Problem description
Return the records below in full. Keep every word exact and skip the images.

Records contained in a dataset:
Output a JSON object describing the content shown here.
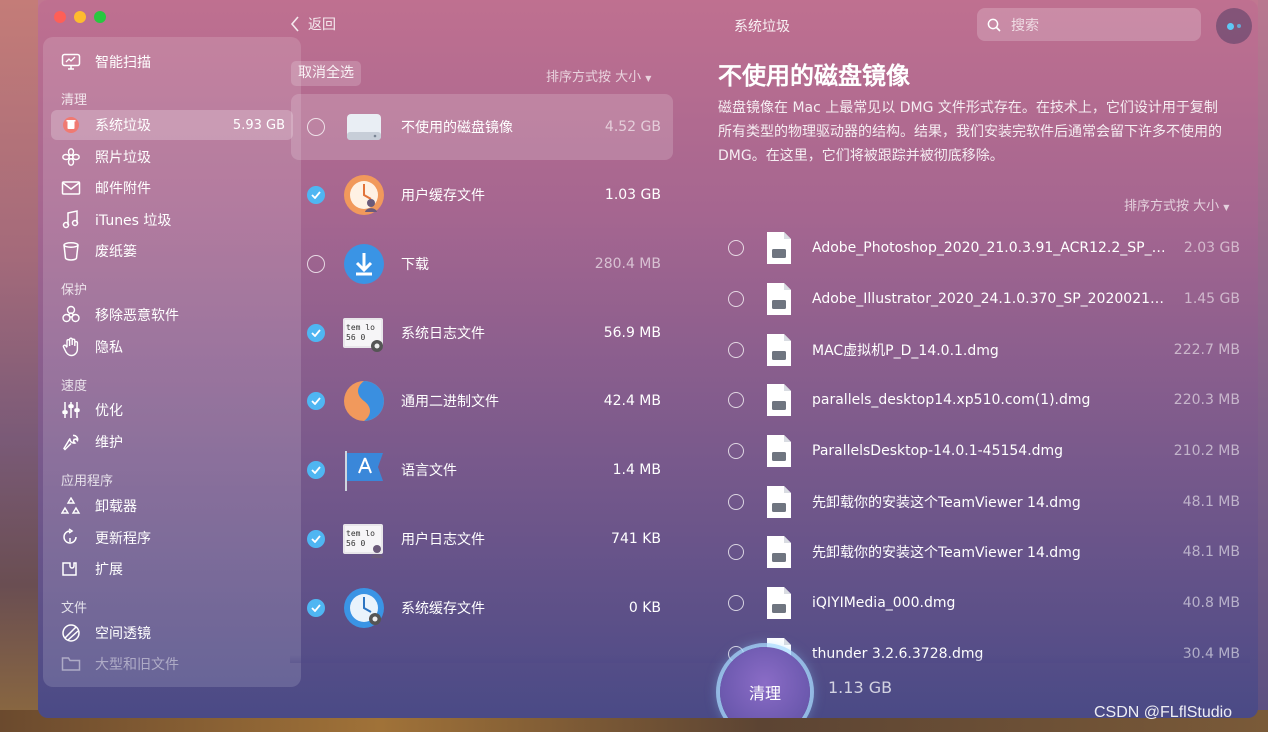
{
  "window": {
    "title": "系统垃圾",
    "back_label": "返回",
    "search_placeholder": "搜索"
  },
  "sidebar": {
    "top_item": {
      "label": "智能扫描",
      "icon": "monitor-icon"
    },
    "sections": [
      {
        "title": "清理",
        "items": [
          {
            "label": "系统垃圾",
            "value": "5.93 GB",
            "active": true,
            "icon": "trash-can-icon"
          },
          {
            "label": "照片垃圾",
            "icon": "flower-icon"
          },
          {
            "label": "邮件附件",
            "icon": "mail-icon"
          },
          {
            "label": "iTunes 垃圾",
            "icon": "music-note-icon"
          },
          {
            "label": "废纸篓",
            "icon": "bin-icon"
          }
        ]
      },
      {
        "title": "保护",
        "items": [
          {
            "label": "移除恶意软件",
            "icon": "biohazard-icon"
          },
          {
            "label": "隐私",
            "icon": "hand-icon"
          }
        ]
      },
      {
        "title": "速度",
        "items": [
          {
            "label": "优化",
            "icon": "sliders-icon"
          },
          {
            "label": "维护",
            "icon": "wrench-icon"
          }
        ]
      },
      {
        "title": "应用程序",
        "items": [
          {
            "label": "卸载器",
            "icon": "uninstaller-icon"
          },
          {
            "label": "更新程序",
            "icon": "update-icon"
          },
          {
            "label": "扩展",
            "icon": "extension-icon"
          }
        ]
      },
      {
        "title": "文件",
        "items": [
          {
            "label": "空间透镜",
            "icon": "lens-icon"
          },
          {
            "label": "大型和旧文件",
            "icon": "folder-icon",
            "dim": true
          }
        ]
      }
    ]
  },
  "list": {
    "deselect_label": "取消全选",
    "sort_label": "排序方式按 大小",
    "items": [
      {
        "name": "不使用的磁盘镜像",
        "size": "4.52 GB",
        "checked": false,
        "selected": true,
        "icon": "disk-image-icon"
      },
      {
        "name": "用户缓存文件",
        "size": "1.03 GB",
        "checked": true,
        "icon": "user-cache-icon"
      },
      {
        "name": "下载",
        "size": "280.4 MB",
        "checked": false,
        "icon": "download-icon"
      },
      {
        "name": "系统日志文件",
        "size": "56.9 MB",
        "checked": true,
        "icon": "system-log-icon"
      },
      {
        "name": "通用二进制文件",
        "size": "42.4 MB",
        "checked": true,
        "icon": "universal-binary-icon"
      },
      {
        "name": "语言文件",
        "size": "1.4 MB",
        "checked": true,
        "icon": "language-files-icon"
      },
      {
        "name": "用户日志文件",
        "size": "741 KB",
        "checked": true,
        "icon": "user-log-icon"
      },
      {
        "name": "系统缓存文件",
        "size": "0 KB",
        "checked": true,
        "icon": "system-cache-icon"
      }
    ]
  },
  "detail": {
    "title": "不使用的磁盘镜像",
    "description": "磁盘镜像在 Mac 上最常见以 DMG 文件形式存在。在技术上，它们设计用于复制所有类型的物理驱动器的结构。结果，我们安装完软件后通常会留下许多不使用的 DMG。在这里，它们将被跟踪并被彻底移除。",
    "sort_label": "排序方式按 大小",
    "files": [
      {
        "name": "Adobe_Photoshop_2020_21.0.3.91_ACR12.2_SP_20...",
        "size": "2.03 GB"
      },
      {
        "name": "Adobe_Illustrator_2020_24.1.0.370_SP_20200215.d...",
        "size": "1.45 GB"
      },
      {
        "name": "MAC虚拟机P_D_14.0.1.dmg",
        "size": "222.7 MB"
      },
      {
        "name": "parallels_desktop14.xp510.com(1).dmg",
        "size": "220.3 MB"
      },
      {
        "name": "ParallelsDesktop-14.0.1-45154.dmg",
        "size": "210.2 MB"
      },
      {
        "name": "先卸载你的安装这个TeamViewer 14.dmg",
        "size": "48.1 MB"
      },
      {
        "name": "先卸载你的安装这个TeamViewer 14.dmg",
        "size": "48.1 MB"
      },
      {
        "name": "iQIYIMedia_000.dmg",
        "size": "40.8 MB"
      },
      {
        "name": "thunder 3.2.6.3728.dmg",
        "size": "30.4 MB"
      }
    ]
  },
  "action": {
    "clean_label": "清理",
    "total_size": "1.13 GB"
  },
  "watermark": "CSDN @FLflStudio"
}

Solution for this exercise
Output a JSON object describing the content shown here.
{
  "window": {
    "title": "系统垃圾",
    "back_label": "返回",
    "search_placeholder": "搜索"
  },
  "sidebar": {
    "top_item": {
      "label": "智能扫描",
      "icon": "monitor-icon"
    },
    "sections": [
      {
        "title": "清理",
        "items": [
          {
            "label": "系统垃圾",
            "value": "5.93 GB",
            "active": true,
            "icon": "trash-can-icon"
          },
          {
            "label": "照片垃圾",
            "icon": "flower-icon"
          },
          {
            "label": "邮件附件",
            "icon": "mail-icon"
          },
          {
            "label": "iTunes 垃圾",
            "icon": "music-note-icon"
          },
          {
            "label": "废纸篓",
            "icon": "bin-icon"
          }
        ]
      },
      {
        "title": "保护",
        "items": [
          {
            "label": "移除恶意软件",
            "icon": "biohazard-icon"
          },
          {
            "label": "隐私",
            "icon": "hand-icon"
          }
        ]
      },
      {
        "title": "速度",
        "items": [
          {
            "label": "优化",
            "icon": "sliders-icon"
          },
          {
            "label": "维护",
            "icon": "wrench-icon"
          }
        ]
      },
      {
        "title": "应用程序",
        "items": [
          {
            "label": "卸载器",
            "icon": "uninstaller-icon"
          },
          {
            "label": "更新程序",
            "icon": "update-icon"
          },
          {
            "label": "扩展",
            "icon": "extension-icon"
          }
        ]
      },
      {
        "title": "文件",
        "items": [
          {
            "label": "空间透镜",
            "icon": "lens-icon"
          },
          {
            "label": "大型和旧文件",
            "icon": "folder-icon",
            "dim": true
          }
        ]
      }
    ]
  },
  "list": {
    "deselect_label": "取消全选",
    "sort_label": "排序方式按 大小",
    "items": [
      {
        "name": "不使用的磁盘镜像",
        "size": "4.52 GB",
        "checked": false,
        "selected": true,
        "icon": "disk-image-icon"
      },
      {
        "name": "用户缓存文件",
        "size": "1.03 GB",
        "checked": true,
        "icon": "user-cache-icon"
      },
      {
        "name": "下载",
        "size": "280.4 MB",
        "checked": false,
        "icon": "download-icon"
      },
      {
        "name": "系统日志文件",
        "size": "56.9 MB",
        "checked": true,
        "icon": "system-log-icon"
      },
      {
        "name": "通用二进制文件",
        "size": "42.4 MB",
        "checked": true,
        "icon": "universal-binary-icon"
      },
      {
        "name": "语言文件",
        "size": "1.4 MB",
        "checked": true,
        "icon": "language-files-icon"
      },
      {
        "name": "用户日志文件",
        "size": "741 KB",
        "checked": true,
        "icon": "user-log-icon"
      },
      {
        "name": "系统缓存文件",
        "size": "0 KB",
        "checked": true,
        "icon": "system-cache-icon"
      }
    ]
  },
  "detail": {
    "title": "不使用的磁盘镜像",
    "description": "磁盘镜像在 Mac 上最常见以 DMG 文件形式存在。在技术上，它们设计用于复制所有类型的物理驱动器的结构。结果，我们安装完软件后通常会留下许多不使用的 DMG。在这里，它们将被跟踪并被彻底移除。",
    "sort_label": "排序方式按 大小",
    "files": [
      {
        "name": "Adobe_Photoshop_2020_21.0.3.91_ACR12.2_SP_20...",
        "size": "2.03 GB"
      },
      {
        "name": "Adobe_Illustrator_2020_24.1.0.370_SP_20200215.d...",
        "size": "1.45 GB"
      },
      {
        "name": "MAC虚拟机P_D_14.0.1.dmg",
        "size": "222.7 MB"
      },
      {
        "name": "parallels_desktop14.xp510.com(1).dmg",
        "size": "220.3 MB"
      },
      {
        "name": "ParallelsDesktop-14.0.1-45154.dmg",
        "size": "210.2 MB"
      },
      {
        "name": "先卸载你的安装这个TeamViewer 14.dmg",
        "size": "48.1 MB"
      },
      {
        "name": "先卸载你的安装这个TeamViewer 14.dmg",
        "size": "48.1 MB"
      },
      {
        "name": "iQIYIMedia_000.dmg",
        "size": "40.8 MB"
      },
      {
        "name": "thunder 3.2.6.3728.dmg",
        "size": "30.4 MB"
      }
    ]
  },
  "action": {
    "clean_label": "清理",
    "total_size": "1.13 GB"
  },
  "watermark": "CSDN @FLflStudio"
}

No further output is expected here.